WHAT THE TASK ASKS
Produce a copy of every line in the records that holds the string "JSON".

BEGIN TASK DATA

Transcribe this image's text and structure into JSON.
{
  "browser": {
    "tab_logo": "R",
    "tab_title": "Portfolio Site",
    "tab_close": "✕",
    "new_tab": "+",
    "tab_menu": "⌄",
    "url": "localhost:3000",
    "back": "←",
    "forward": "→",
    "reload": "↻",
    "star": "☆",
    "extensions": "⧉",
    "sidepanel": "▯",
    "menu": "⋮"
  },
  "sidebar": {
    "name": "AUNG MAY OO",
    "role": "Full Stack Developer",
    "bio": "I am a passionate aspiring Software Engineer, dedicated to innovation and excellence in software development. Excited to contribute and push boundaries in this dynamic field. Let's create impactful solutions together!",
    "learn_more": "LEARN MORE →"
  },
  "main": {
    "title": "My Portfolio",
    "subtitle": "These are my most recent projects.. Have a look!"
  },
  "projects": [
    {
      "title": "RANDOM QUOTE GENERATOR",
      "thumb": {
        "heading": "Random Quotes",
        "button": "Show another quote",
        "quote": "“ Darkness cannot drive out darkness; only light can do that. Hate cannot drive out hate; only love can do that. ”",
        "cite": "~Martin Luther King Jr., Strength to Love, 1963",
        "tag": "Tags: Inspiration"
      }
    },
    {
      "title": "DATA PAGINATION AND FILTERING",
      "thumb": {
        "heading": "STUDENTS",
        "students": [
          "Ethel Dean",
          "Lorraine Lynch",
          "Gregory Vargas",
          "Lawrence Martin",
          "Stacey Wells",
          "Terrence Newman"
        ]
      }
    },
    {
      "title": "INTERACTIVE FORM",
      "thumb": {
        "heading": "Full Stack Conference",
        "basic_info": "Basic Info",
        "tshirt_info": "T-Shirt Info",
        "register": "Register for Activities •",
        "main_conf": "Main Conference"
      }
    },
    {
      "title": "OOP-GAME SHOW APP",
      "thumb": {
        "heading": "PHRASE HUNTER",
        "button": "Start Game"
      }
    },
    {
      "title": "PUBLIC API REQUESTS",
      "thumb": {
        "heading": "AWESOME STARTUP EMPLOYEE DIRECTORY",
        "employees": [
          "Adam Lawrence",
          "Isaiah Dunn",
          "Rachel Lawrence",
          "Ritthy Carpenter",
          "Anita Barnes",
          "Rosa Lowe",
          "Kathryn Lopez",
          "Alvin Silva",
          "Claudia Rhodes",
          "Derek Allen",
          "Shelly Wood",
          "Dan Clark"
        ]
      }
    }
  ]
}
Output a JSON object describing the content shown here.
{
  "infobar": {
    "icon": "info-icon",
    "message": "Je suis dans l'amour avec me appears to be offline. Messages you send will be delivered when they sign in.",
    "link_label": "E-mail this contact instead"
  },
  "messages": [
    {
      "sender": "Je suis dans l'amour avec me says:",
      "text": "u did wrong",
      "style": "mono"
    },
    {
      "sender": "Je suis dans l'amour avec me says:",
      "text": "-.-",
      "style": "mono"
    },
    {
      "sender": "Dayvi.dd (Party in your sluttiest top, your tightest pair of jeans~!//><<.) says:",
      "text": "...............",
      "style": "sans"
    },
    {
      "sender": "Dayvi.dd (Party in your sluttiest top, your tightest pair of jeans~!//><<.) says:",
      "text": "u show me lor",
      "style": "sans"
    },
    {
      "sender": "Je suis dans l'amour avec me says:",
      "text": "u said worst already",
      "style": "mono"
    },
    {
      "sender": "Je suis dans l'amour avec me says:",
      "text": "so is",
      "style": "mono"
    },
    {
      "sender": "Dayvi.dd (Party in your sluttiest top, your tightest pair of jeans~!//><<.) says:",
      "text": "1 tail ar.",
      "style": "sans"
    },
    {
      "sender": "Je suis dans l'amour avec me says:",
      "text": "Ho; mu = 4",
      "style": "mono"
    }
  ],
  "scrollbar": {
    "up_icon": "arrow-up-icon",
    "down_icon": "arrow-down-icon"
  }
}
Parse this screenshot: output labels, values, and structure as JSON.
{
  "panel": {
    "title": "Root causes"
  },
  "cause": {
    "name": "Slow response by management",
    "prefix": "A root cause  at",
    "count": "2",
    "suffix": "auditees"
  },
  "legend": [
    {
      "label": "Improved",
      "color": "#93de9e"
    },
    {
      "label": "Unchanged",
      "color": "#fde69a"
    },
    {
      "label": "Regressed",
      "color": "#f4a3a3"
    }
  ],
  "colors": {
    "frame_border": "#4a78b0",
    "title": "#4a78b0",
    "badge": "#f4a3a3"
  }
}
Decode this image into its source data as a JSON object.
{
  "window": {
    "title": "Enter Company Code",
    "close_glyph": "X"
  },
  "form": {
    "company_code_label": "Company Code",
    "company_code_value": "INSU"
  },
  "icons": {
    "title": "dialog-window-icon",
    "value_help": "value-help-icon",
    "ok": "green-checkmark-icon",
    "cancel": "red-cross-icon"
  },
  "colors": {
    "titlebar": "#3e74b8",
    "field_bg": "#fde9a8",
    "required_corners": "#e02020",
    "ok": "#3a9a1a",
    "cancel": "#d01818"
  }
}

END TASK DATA

RESULT OF THIS TASK
Transcribe this image's text and structure into JSON.
Output a JSON object describing the content shown here.
Parse this screenshot: output labels, values, and structure as JSON.
Decode this image into its source data as a JSON object.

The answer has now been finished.